Actually, the photograph is not posted on my blog, as the link to the larger version indicates, it is from my photostream on Flickr. After reading your "About Me" blurb, I'm sure you will want to do the right thing here and credit my fully copyrighted photograph with my name. Of course, the right thing to do with an image that is © all rights reserved, is to ask permission of the artist before using it, as is stipulated not only by copyright law, but is also part of the Flickr TOS. If I had chosen to make the image a Creative Commons License image, then it would have been appropriate for you to use it without my permission, but it is still polite to acknowledge and request usage.
My in-laws met us at the zoo today. They only had an hour to visit so I took them through the Children's Zoo first and we checked in on Clay at his "end of the session" party. The keepers kept offering us ice cream and cookies. We passed and I'm glad we did. I took them down to see Patrick. Betty had heard me telling stories about him at Thanksgiving and I figured if he was out he would put on a good show. We found him sprawled on a huge log soaking up a sunbeam. I waved for him to come over and he casually ambled our way stopping to strip some bark off a felled tree. Right before reaching us he threw the bark at the window and did his charging up and down ritual a few times. Then he pulled something that I had never seen him do and never want to see him do again. Scooting backwards to the very edge of the ravine, he reached behind his back and pooped in his hand. That was enough to make me ill seeing he was inches from us. My first thought was that he would smear it on the window. That would have been horrible. But no, he went more base. He began to pick through it and eat. I'm afraid that if I had eaten the ice cream and cookies it would have all come up. I was a tad bit queasy for the rest of the day.

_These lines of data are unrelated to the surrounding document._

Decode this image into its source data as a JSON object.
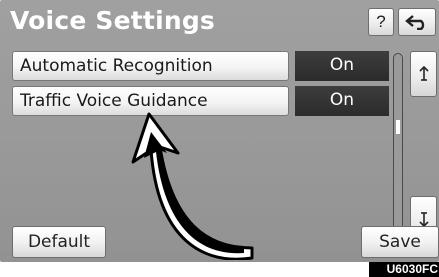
{
  "header": {
    "title": "Voice Settings",
    "help_label": "?",
    "back_icon": "back-return-icon"
  },
  "settings": [
    {
      "label": "Automatic Recognition",
      "value": "On"
    },
    {
      "label": "Traffic Voice Guidance",
      "value": "On"
    }
  ],
  "scroll": {
    "up_icon": "scroll-up-icon",
    "down_icon": "scroll-down-icon"
  },
  "footer": {
    "default_label": "Default",
    "save_label": "Save"
  },
  "figure_code": "U6030FC",
  "colors": {
    "screen_bg": "#9a9a9a",
    "value_bg": "#2f2f2f",
    "title_text": "#ffffff"
  }
}
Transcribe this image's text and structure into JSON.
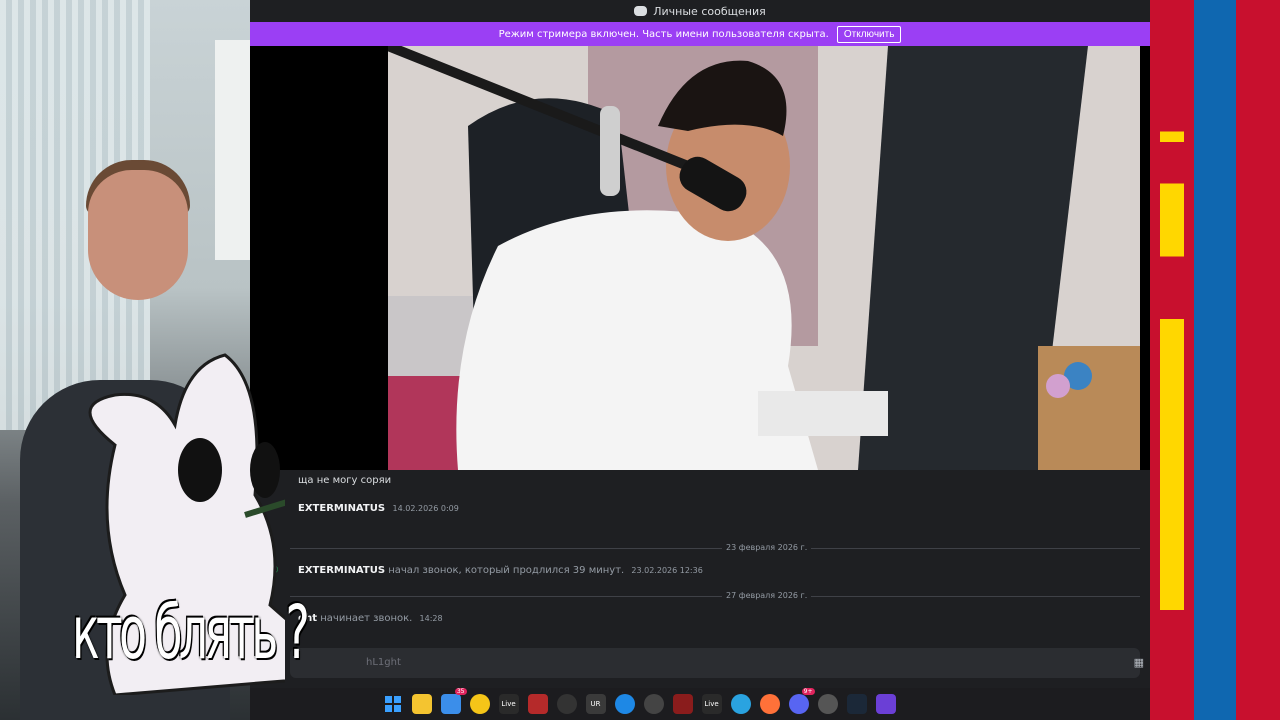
{
  "window": {
    "title": "Личные сообщения"
  },
  "streamer_mode": {
    "text": "Режим стримера включен. Часть имени пользователя скрыта.",
    "button": "Отключить"
  },
  "overlay": {
    "caption": "кто блять ?"
  },
  "messages": [
    {
      "type": "text",
      "text": "ща не могу соряи"
    },
    {
      "type": "message",
      "author": "EXTERMINATUS",
      "timestamp": "14.02.2026 0:09"
    }
  ],
  "dates": [
    "23 февраля 2026 г.",
    "27 февраля 2026 г."
  ],
  "calls": [
    {
      "author": "EXTERMINATUS",
      "text": "начал звонок, который продлился 39 минут.",
      "timestamp": "23.02.2026 12:36"
    },
    {
      "author": "ght",
      "text": "начинает звонок.",
      "timestamp": "14:28"
    }
  ],
  "input": {
    "placeholder_fragment": "hL1ght"
  },
  "taskbar": {
    "icons": [
      "windows-icon",
      "explorer-icon",
      "vscode-badge-icon",
      "app-yellow-icon",
      "live-icon",
      "app-red-icon",
      "app-circle-icon",
      "app-grid-icon",
      "app-blue-icon",
      "app-github-icon",
      "app-valorant-icon",
      "live-icon-2",
      "telegram-icon",
      "firefox-icon",
      "discord-icon",
      "settings-icon",
      "steam-icon",
      "app-purple-icon"
    ],
    "badges": {
      "vscode": "35",
      "discord": "9+"
    },
    "labels": {
      "live": "Live",
      "live2": "Live",
      "grid": "UR"
    }
  },
  "colors": {
    "discord_bg": "#1e1f22",
    "streamer_bar": "#9b3ff4",
    "call_icon": "#23a55a",
    "flag_red": "#c8102e",
    "flag_blue": "#0f67b0",
    "soyombo": "#ffd700"
  }
}
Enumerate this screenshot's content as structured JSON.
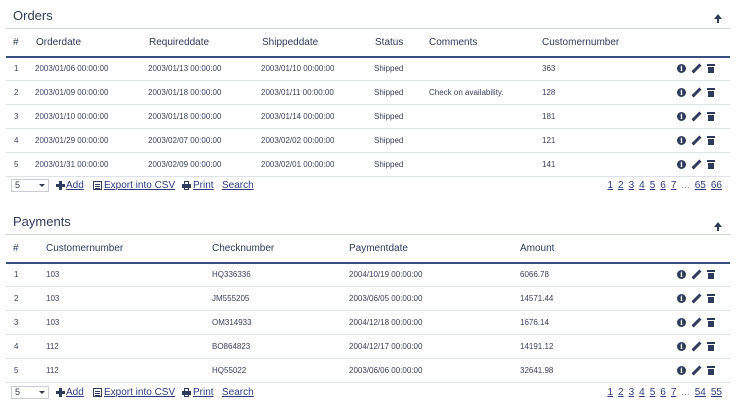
{
  "orders": {
    "title": "Orders",
    "columns": [
      "#",
      "Orderdate",
      "Requireddate",
      "Shippeddate",
      "Status",
      "Comments",
      "Customernumber"
    ],
    "rows": [
      [
        "1",
        "2003/01/06 00:00:00",
        "2003/01/13 00:00:00",
        "2003/01/10 00:00:00",
        "Shipped",
        "",
        "363"
      ],
      [
        "2",
        "2003/01/09 00:00:00",
        "2003/01/18 00:00:00",
        "2003/01/11 00:00:00",
        "Shipped",
        "Check on availability.",
        "128"
      ],
      [
        "3",
        "2003/01/10 00:00:00",
        "2003/01/18 00:00:00",
        "2003/01/14 00:00:00",
        "Shipped",
        "",
        "181"
      ],
      [
        "4",
        "2003/01/29 00:00:00",
        "2003/02/07 00:00:00",
        "2003/02/02 00:00:00",
        "Shipped",
        "",
        "121"
      ],
      [
        "5",
        "2003/01/31 00:00:00",
        "2003/02/09 00:00:00",
        "2003/02/01 00:00:00",
        "Shipped",
        "",
        "141"
      ]
    ],
    "footer": {
      "page_size": "5",
      "add_label": "Add",
      "export_label": "Export into CSV",
      "print_label": "Print",
      "search_label": "Search",
      "pages": [
        "1",
        "2",
        "3",
        "4",
        "5",
        "6",
        "7",
        "...",
        "65",
        "66"
      ]
    }
  },
  "payments": {
    "title": "Payments",
    "columns": [
      "#",
      "Customernumber",
      "Checknumber",
      "Paymentdate",
      "Amount"
    ],
    "rows": [
      [
        "1",
        "103",
        "HQ336336",
        "2004/10/19 00:00:00",
        "6066.78"
      ],
      [
        "2",
        "103",
        "JM555205",
        "2003/06/05 00:00:00",
        "14571.44"
      ],
      [
        "3",
        "103",
        "OM314933",
        "2004/12/18 00:00:00",
        "1676.14"
      ],
      [
        "4",
        "112",
        "BO864823",
        "2004/12/17 00:00:00",
        "14191.12"
      ],
      [
        "5",
        "112",
        "HQ55022",
        "2003/06/06 00:00:00",
        "32641.98"
      ]
    ],
    "footer": {
      "page_size": "5",
      "add_label": "Add",
      "export_label": "Export into CSV",
      "print_label": "Print",
      "search_label": "Search",
      "pages": [
        "1",
        "2",
        "3",
        "4",
        "5",
        "6",
        "7",
        "...",
        "54",
        "55"
      ]
    }
  },
  "icons": [
    "collapse-up-icon",
    "info-icon",
    "edit-icon",
    "trash-icon",
    "plus-icon",
    "csv-icon",
    "print-icon",
    "chevron-down-icon"
  ],
  "colors": {
    "header_text": "#2f3b5c",
    "link": "#2f3b7e",
    "header_rule": "#3b4d7e"
  }
}
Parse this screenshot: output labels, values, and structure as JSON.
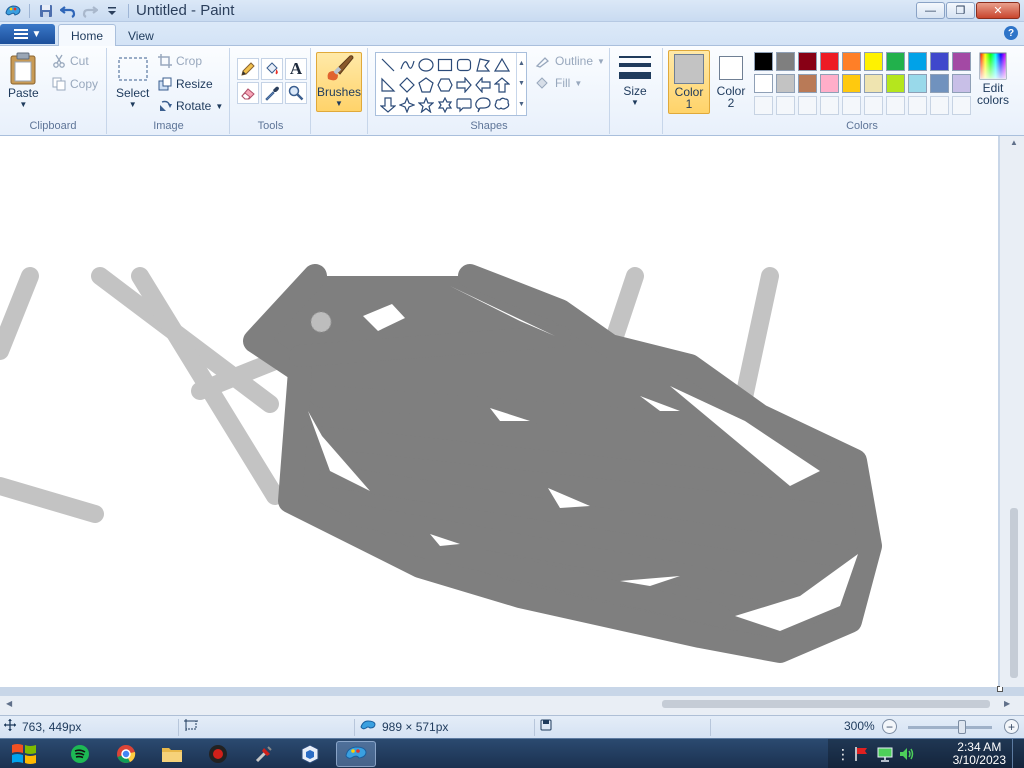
{
  "window": {
    "title": "Untitled - Paint",
    "controls": {
      "minimize": "—",
      "maximize": "❐",
      "close": "✕"
    }
  },
  "tabs": [
    {
      "label": "Home",
      "active": true
    },
    {
      "label": "View",
      "active": false
    }
  ],
  "help": "?",
  "ribbon": {
    "clipboard": {
      "label": "Clipboard",
      "paste": "Paste",
      "cut": "Cut",
      "copy": "Copy"
    },
    "image": {
      "label": "Image",
      "select": "Select",
      "crop": "Crop",
      "resize": "Resize",
      "rotate": "Rotate"
    },
    "tools": {
      "label": "Tools",
      "items": [
        "pencil-icon",
        "fill-icon",
        "text-icon",
        "eraser-icon",
        "color-picker-icon",
        "magnifier-icon"
      ],
      "text_glyph": "A"
    },
    "brushes": {
      "label": "Brushes"
    },
    "shapes": {
      "label": "Shapes",
      "outline": "Outline",
      "fill": "Fill"
    },
    "size": {
      "label": "Size"
    },
    "colors": {
      "label": "Colors",
      "color1": {
        "label_line1": "Color",
        "label_line2": "1",
        "value": "#c3c3c3"
      },
      "color2": {
        "label_line1": "Color",
        "label_line2": "2",
        "value": "#ffffff"
      },
      "edit": {
        "label_line1": "Edit",
        "label_line2": "colors"
      },
      "palette_row1": [
        "#000000",
        "#7f7f7f",
        "#880015",
        "#ed1c24",
        "#ff7f27",
        "#fff200",
        "#22b14c",
        "#00a2e8",
        "#3f48cc",
        "#a349a4"
      ],
      "palette_row2": [
        "#ffffff",
        "#c3c3c3",
        "#b97a57",
        "#ffaec9",
        "#ffc90e",
        "#efe4b0",
        "#b5e61d",
        "#99d9ea",
        "#7092be",
        "#c8bfe7"
      ],
      "custom_slots": 10
    }
  },
  "status": {
    "cursor_position": "763, 449px",
    "selection_size": "",
    "image_size": "989 × 571px",
    "zoom": "300%"
  },
  "taskbar": {
    "apps": [
      "spotify-icon",
      "chrome-icon",
      "file-explorer-icon",
      "media-player-icon",
      "tools-icon",
      "virtualbox-icon",
      "paint-icon"
    ],
    "time": "2:34 AM",
    "date": "3/10/2023"
  }
}
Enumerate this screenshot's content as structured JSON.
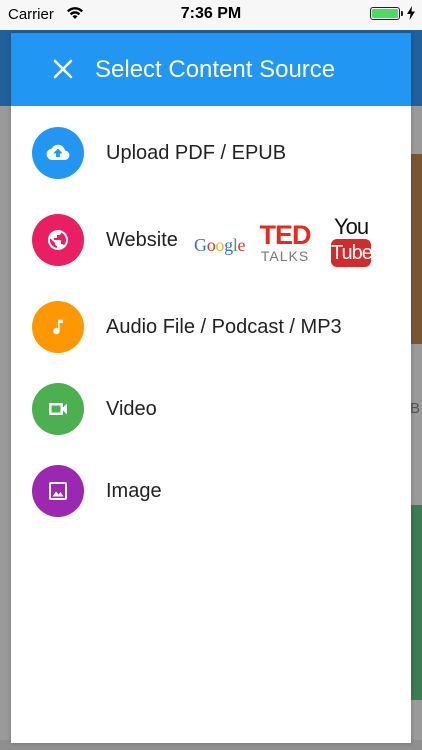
{
  "status_bar": {
    "carrier": "Carrier",
    "time": "7:36 PM",
    "battery_level": 1.0
  },
  "modal": {
    "title": "Select Content Source",
    "options": [
      {
        "label": "Upload PDF / EPUB",
        "icon": "cloud-upload-icon",
        "color": "#2196f3"
      },
      {
        "label": "Website",
        "icon": "globe-icon",
        "color": "#e91e63"
      },
      {
        "label": "Audio File / Podcast / MP3",
        "icon": "music-note-icon",
        "color": "#ff9800"
      },
      {
        "label": "Video",
        "icon": "video-camera-icon",
        "color": "#4caf50"
      },
      {
        "label": "Image",
        "icon": "image-icon",
        "color": "#9c27b0"
      }
    ],
    "website_logos": {
      "google": "Google",
      "ted": "TED",
      "ted_sub": "TALKS",
      "youtube_top": "You",
      "youtube_bottom": "Tube"
    }
  },
  "background": {
    "edge_letter": "B"
  },
  "colors": {
    "header": "#2196f3",
    "upload": "#2196f3",
    "website": "#e91e63",
    "audio": "#ff9800",
    "video": "#4caf50",
    "image": "#9c27b0"
  }
}
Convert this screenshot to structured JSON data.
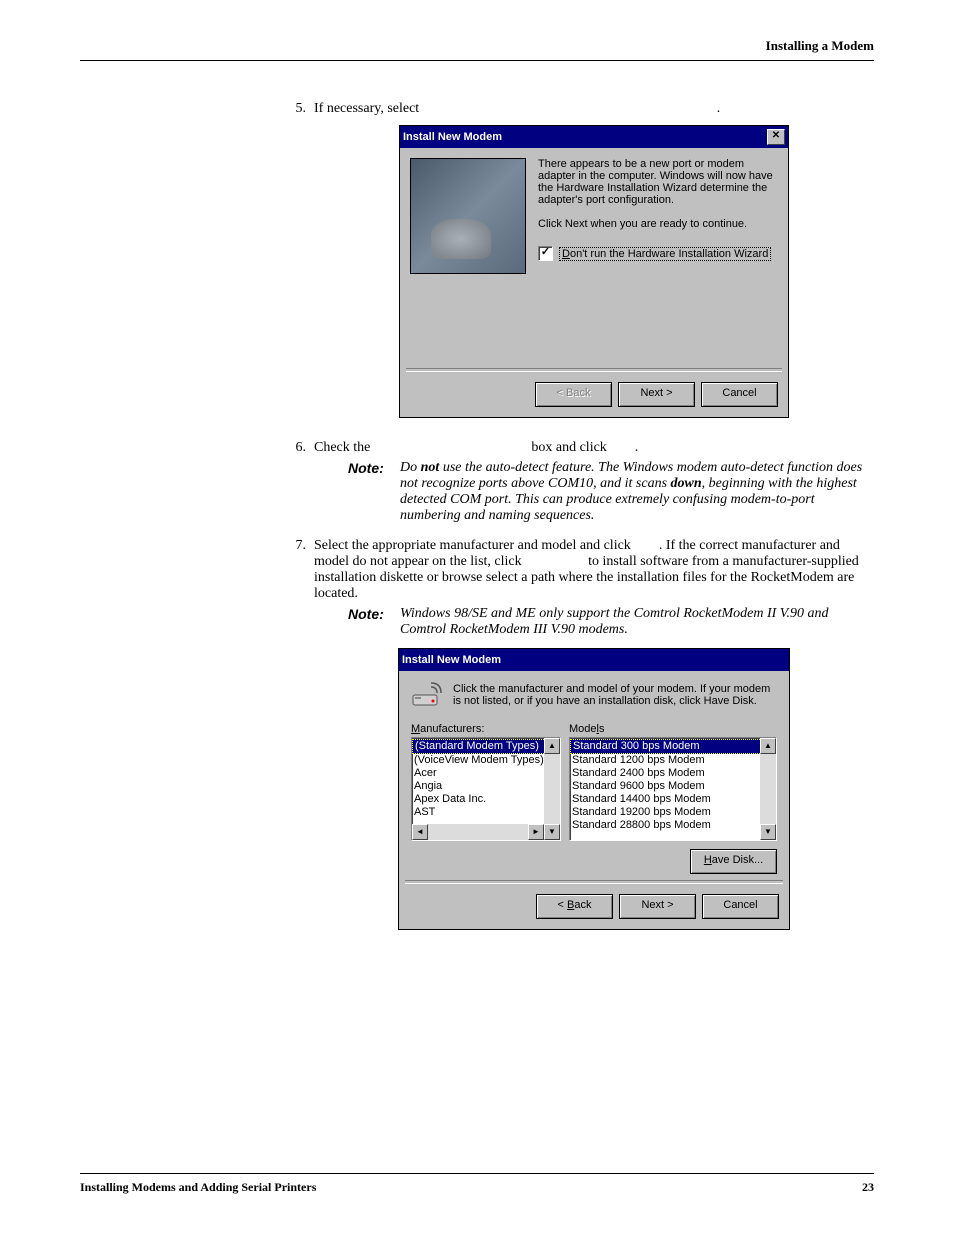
{
  "header": {
    "section": "Installing a Modem"
  },
  "steps": {
    "s5": {
      "num": "5.",
      "text": "If necessary, select",
      "trail": "."
    },
    "s6": {
      "num": "6.",
      "pre": "Check the",
      "mid": "box and click",
      "trail": "."
    },
    "s7": {
      "num": "7.",
      "text_a": "Select the appropriate manufacturer and model and click",
      "text_b": ". If the correct manufacturer and model do not appear on the list, click",
      "text_c": "to install software from a manufacturer-supplied installation diskette or browse select a path where the installation files for the RocketModem are located."
    }
  },
  "notes": {
    "label": "Note:",
    "n1_a": "Do ",
    "n1_b": "not",
    "n1_c": " use the auto-detect feature. The Windows modem auto-detect function does not recognize ports above COM10, and it scans ",
    "n1_d": "down",
    "n1_e": ", beginning with the highest detected COM port. This can produce extremely confusing modem-to-port numbering and naming sequences.",
    "n2": "Windows 98/SE and ME only support the Comtrol RocketModem II V.90 and Comtrol RocketModem III V.90 modems."
  },
  "dlg1": {
    "title": "Install New Modem",
    "close": "✕",
    "text1": "There appears to be a new port or modem adapter in the computer. Windows will now have the Hardware Installation Wizard determine the adapter's port configuration.",
    "text2": "Click Next when you are ready to continue.",
    "chk_mark": "✓",
    "chk_label_u": "D",
    "chk_label_rest": "on't run the Hardware Installation Wizard",
    "btn_back": "< Back",
    "btn_next": "Next >",
    "btn_cancel": "Cancel"
  },
  "dlg2": {
    "title": "Install New Modem",
    "instr": "Click the manufacturer and model of your modem. If your modem is not listed, or if you have an installation disk, click Have Disk.",
    "manu_label_u": "M",
    "manu_label_rest": "anufacturers:",
    "model_label_pre": "Mode",
    "model_label_u": "l",
    "model_label_post": "s",
    "manufacturers": [
      "(Standard Modem Types)",
      "(VoiceView Modem Types)",
      "Acer",
      "Angia",
      "Apex Data Inc.",
      "AST"
    ],
    "models": [
      "Standard   300 bps Modem",
      "Standard  1200 bps Modem",
      "Standard  2400 bps Modem",
      "Standard  9600 bps Modem",
      "Standard 14400 bps Modem",
      "Standard 19200 bps Modem",
      "Standard 28800 bps Modem"
    ],
    "btn_have_u": "H",
    "btn_have_rest": "ave Disk...",
    "btn_back_u": "B",
    "btn_back_pre": "< ",
    "btn_back_post": "ack",
    "btn_next": "Next >",
    "btn_cancel": "Cancel"
  },
  "footer": {
    "left": "Installing Modems and Adding Serial Printers",
    "right": "23"
  }
}
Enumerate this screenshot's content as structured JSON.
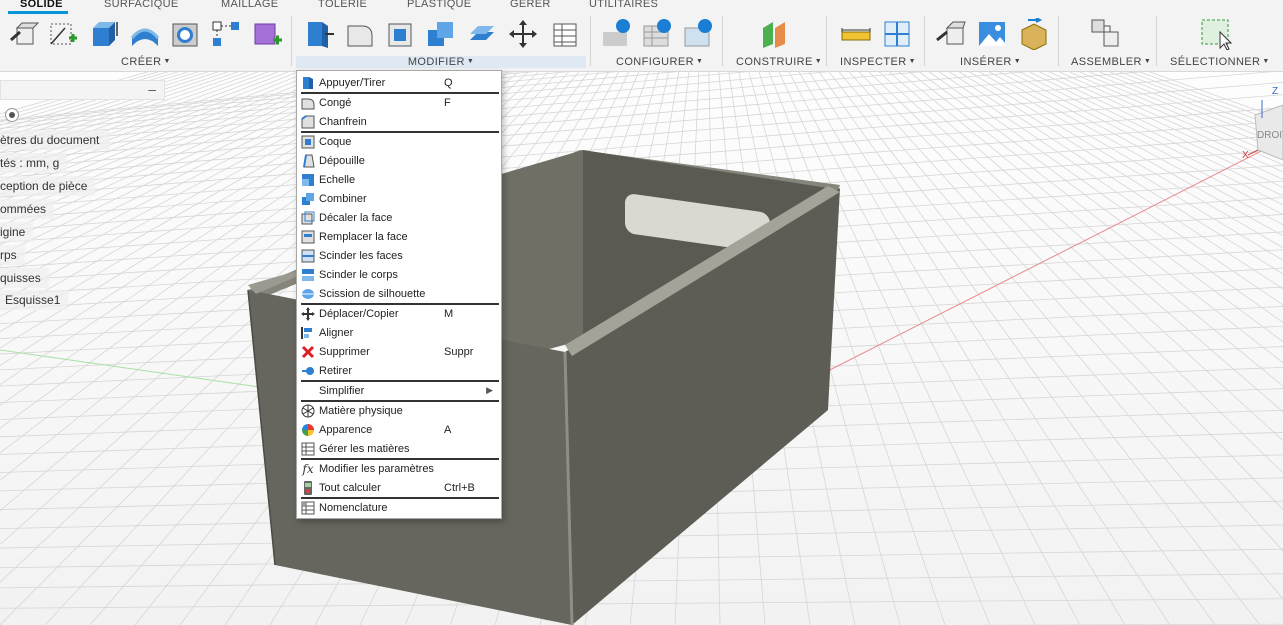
{
  "tabs": [
    {
      "label": "SOLIDE",
      "active": true
    },
    {
      "label": "SURFACIQUE"
    },
    {
      "label": "MAILLAGE"
    },
    {
      "label": "TÔLERIE"
    },
    {
      "label": "PLASTIQUE"
    },
    {
      "label": "GÉRER"
    },
    {
      "label": "UTILITAIRES"
    }
  ],
  "groups": {
    "create": "CRÉER",
    "modify": "MODIFIER",
    "configure": "CONFIGURER",
    "construct": "CONSTRUIRE",
    "inspect": "INSPECTER",
    "insert": "INSÉRER",
    "assemble": "ASSEMBLER",
    "select": "SÉLECTIONNER"
  },
  "browser": {
    "collapse": "–",
    "items": [
      "ètres du document",
      "tés : mm, g",
      "ception de pièce",
      "ommées",
      "igine",
      "rps",
      "quisses",
      "Esquisse1"
    ]
  },
  "menu": {
    "items": [
      {
        "label": "Appuyer/Tirer",
        "shortcut": "Q",
        "icon": "press-pull-icon"
      },
      {
        "label": "Congé",
        "shortcut": "F",
        "icon": "fillet-icon"
      },
      {
        "label": "Chanfrein",
        "shortcut": "",
        "icon": "chamfer-icon"
      },
      {
        "label": "Coque",
        "shortcut": "",
        "icon": "shell-icon"
      },
      {
        "label": "Dépouille",
        "shortcut": "",
        "icon": "draft-icon"
      },
      {
        "label": "Echelle",
        "shortcut": "",
        "icon": "scale-icon"
      },
      {
        "label": "Combiner",
        "shortcut": "",
        "icon": "combine-icon"
      },
      {
        "label": "Décaler la face",
        "shortcut": "",
        "icon": "offset-face-icon"
      },
      {
        "label": "Remplacer la face",
        "shortcut": "",
        "icon": "replace-face-icon"
      },
      {
        "label": "Scinder les faces",
        "shortcut": "",
        "icon": "split-face-icon"
      },
      {
        "label": "Scinder le corps",
        "shortcut": "",
        "icon": "split-body-icon"
      },
      {
        "label": "Scission de silhouette",
        "shortcut": "",
        "icon": "silhouette-split-icon"
      },
      {
        "label": "Déplacer/Copier",
        "shortcut": "M",
        "icon": "move-icon"
      },
      {
        "label": "Aligner",
        "shortcut": "",
        "icon": "align-icon"
      },
      {
        "label": "Supprimer",
        "shortcut": "Suppr",
        "icon": "delete-icon"
      },
      {
        "label": "Retirer",
        "shortcut": "",
        "icon": "remove-icon"
      },
      {
        "label": "Simplifier",
        "shortcut": "",
        "icon": "simplify-icon"
      },
      {
        "label": "Matière physique",
        "shortcut": "",
        "icon": "physical-material-icon"
      },
      {
        "label": "Apparence",
        "shortcut": "A",
        "icon": "appearance-icon"
      },
      {
        "label": "Gérer les matières",
        "shortcut": "",
        "icon": "manage-materials-icon"
      },
      {
        "label": "Modifier les paramètres",
        "shortcut": "",
        "icon": "change-parameters-icon"
      },
      {
        "label": "Tout calculer",
        "shortcut": "Ctrl+B",
        "icon": "compute-all-icon"
      },
      {
        "label": "Nomenclature",
        "shortcut": "",
        "icon": "bill-of-materials-icon"
      }
    ]
  },
  "viewcube": {
    "face": "DROIT",
    "axis_z": "Z",
    "axis_x": "X"
  },
  "colors": {
    "accent": "#0696d7",
    "highlight": "#fff44a",
    "body": "#6b6b62"
  }
}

Later in the afternoon I had a great talk with the Gorilla docent. One of my favorite things to do is to sit in the research center, watch Jenny and Timbo, and read. Jenny is the oldest gorilla in North America. She has been at the zoo almost all of her 54 years. It is so weird to realize that she was there when I was a little girl visiting. I wonder what went through her head as she was introduced to her new habitat. No concrete, no bars...only open sky, green grass, trees. Charles said it took her a few days to adjust. I can imagine. There is an old chimp, that after being offered for many years now a huge lush habitat, still chooses to sit on the concrete at the edge of her room. She will only make a quick dash onto the grass for a treat that lands close by.
We aren't much different. As humans we get so comfortable in our surroundings and circumstances(even if they are bad) that sometimes we struggle to adjust to something good, better, healthier. We would rather hang onto what we've got (and I don't mean the song) than step into the beautiful. The unknown, the different, is too scary.